Sun | Aug 20, 2017

More education among youth about HIV/AIDS

Published:Thursday | December 3, 2015 | 12:00 AM

Jamaica has made good progress over the years towards ending the AIDS epidemic in our country. At present, 81 per cent of the estimated 1.8 per cent of people 15-49 years, or 29,260 people living with HIV, know their status. Most of the gains in reducing HIV prevalence have been in the general population, among sex workers (from over 14 per cent in the 1990s to 2.9 per cent at the end of 2014), and Mother-to-Child-Transmission (MTCT), which is less than two per cent.

The stellar work of many individuals, ministries, organisations and government agencies such as Jamaica AIDS Support for Life, Ministry of Health, J-FLAG, and ministries of Health and Education cannot go unnoticed in this regard.

However, notwithstanding these gains, reducing HIV prevalence among gay, bisexual and other men who have sex with men (MSM) remains a big challenge. But this is perhaps not a mammoth task when compared to the desperate need to begin to reach and provide more services to adolescents and youth who do not typically feature much in constructive discussions about the national HIV and AIDS response. Young people account for one in every three new infections worldwide. HIV prevalence among the general population of adolescent girls and boys is 0.4 per cent and 0.5 per cent, respectively; 14 per cent for men who have sex with men who are between 15 and 19 years and 27 per cent among adolescents 15-19 years who identify as transgender.
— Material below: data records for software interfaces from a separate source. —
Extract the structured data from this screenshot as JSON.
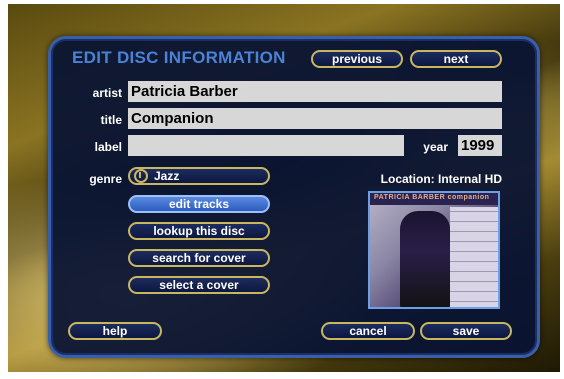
{
  "title": "EDIT DISC INFORMATION",
  "nav": {
    "previous": "previous",
    "next": "next"
  },
  "fields": {
    "artist_label": "artist",
    "artist_value": "Patricia Barber",
    "title_label": "title",
    "title_value": "Companion",
    "label_label": "label",
    "label_value": "",
    "year_label": "year",
    "year_value": "1999",
    "genre_label": "genre",
    "genre_value": "Jazz"
  },
  "actions": {
    "edit_tracks": "edit tracks",
    "lookup": "lookup this disc",
    "search_cover": "search for cover",
    "select_cover": "select a cover"
  },
  "location": "Location: Internal HD",
  "cover": {
    "band_text": "PATRICIA BARBER companion"
  },
  "footer": {
    "help": "help",
    "cancel": "cancel",
    "save": "save"
  },
  "colors": {
    "accent": "#4a82d6",
    "button_border": "#c9b660",
    "panel": "#08123a"
  }
}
In addition, HIV prevalence among young girls and boys 20-24 years is one per cent and 1.4 per cent, respectively.

There is clearly a lot of work that has to be done to halt and reverse the spread of HIV among our young people. Evidence shows that the main proximal factors driving the epidemic in Jamaica are insufficient condom use, high HIV rate among MSM, multiple sex partnerships, and unawareness of HIV status. The underlying factors driving the epidemic continue to be poverty, stigma and discrimination, gender inequity and gender roles and substance use.

At the end of 2012, low-risk heterosexual sex accounted for 15 per cent of all new infections, MSM - 30 per cent; casual heterosexual sex - 23 per cent; female partners of MSM - seven per cent and the partners of those who engage in casual heterosexual sex. The data for HIV prevalence among MSM show that adverse life events such as being raped, low literacy or jailed can impact quite drastically on HIV prevalence.

90-90-90 TARGET

Globally, stakeholders within the HIV and AIDS response are working assiduously to achieve the '90-90-90' targets to ensure: 1) 90 per cent of all people living with HIV will know their HIV status; 2) 90 per cent of all people with diagnosed HIV infection will receive sustained antiretroviral therapy; and 3) 90 per cent of all people receiving antiretroviral therapy will have viral suppression by year 2020. There is no doubt that we will achieve target one; however, it is clear that there is a great deal of work to be done to increase the percentage of people living with HIV on antiretroviral treatment from 38 per cent at the end of 2015 to 90 in the next five years. Similarly, more needs to be done by government and non-government actors to achieve viral suppression, which is currently 49 per cent.

Earlier this week, December 1, World AIDS Day was observed. Locally, we used the occasion to recommit ourselves and organisations to the mammoth/daunting tasks we have to do to reduce new infections, reduce stigma and discrimination, put and keep people on treatment, and reduce AIDS-related deaths.

We must, therefore, never forget that people living with and affected by HIV depend on us to:

1. Address the barriers that cause young people and key populations not to access or take up prevention and treatment services.

2. Enhance the training health-care workers/professionals get before and during service to ensure they are capacitated to provide psychosocial support to key populations.

3. Reduce stigma and discrimination in our health facilities, whether perpetrated by clients/patients or health-care workers.

4. Improve orientation training programmers at our health facilities so health-care workers are knowledgeable about the protocols and policies governing their work, human rights and other important aspects of their work.

5. Train health-care workers around effective communication.

6. Find innovative ways to encourage/

support adherence to antiretroviral treatment.

7. Remedy the link with laws and policies and their impact on vulnerability to HIV.

Let us never lose sight of the ambitious but achievable targets we have set for ourselves. We have done well over the years but much more is left to be done to end the AIDS epidemic in our country.

- Jaevion Nelson is a youth development, HIV and human-rights advocate. Email feedback to columns@gleanerjm.com and jaevion@gmail.com.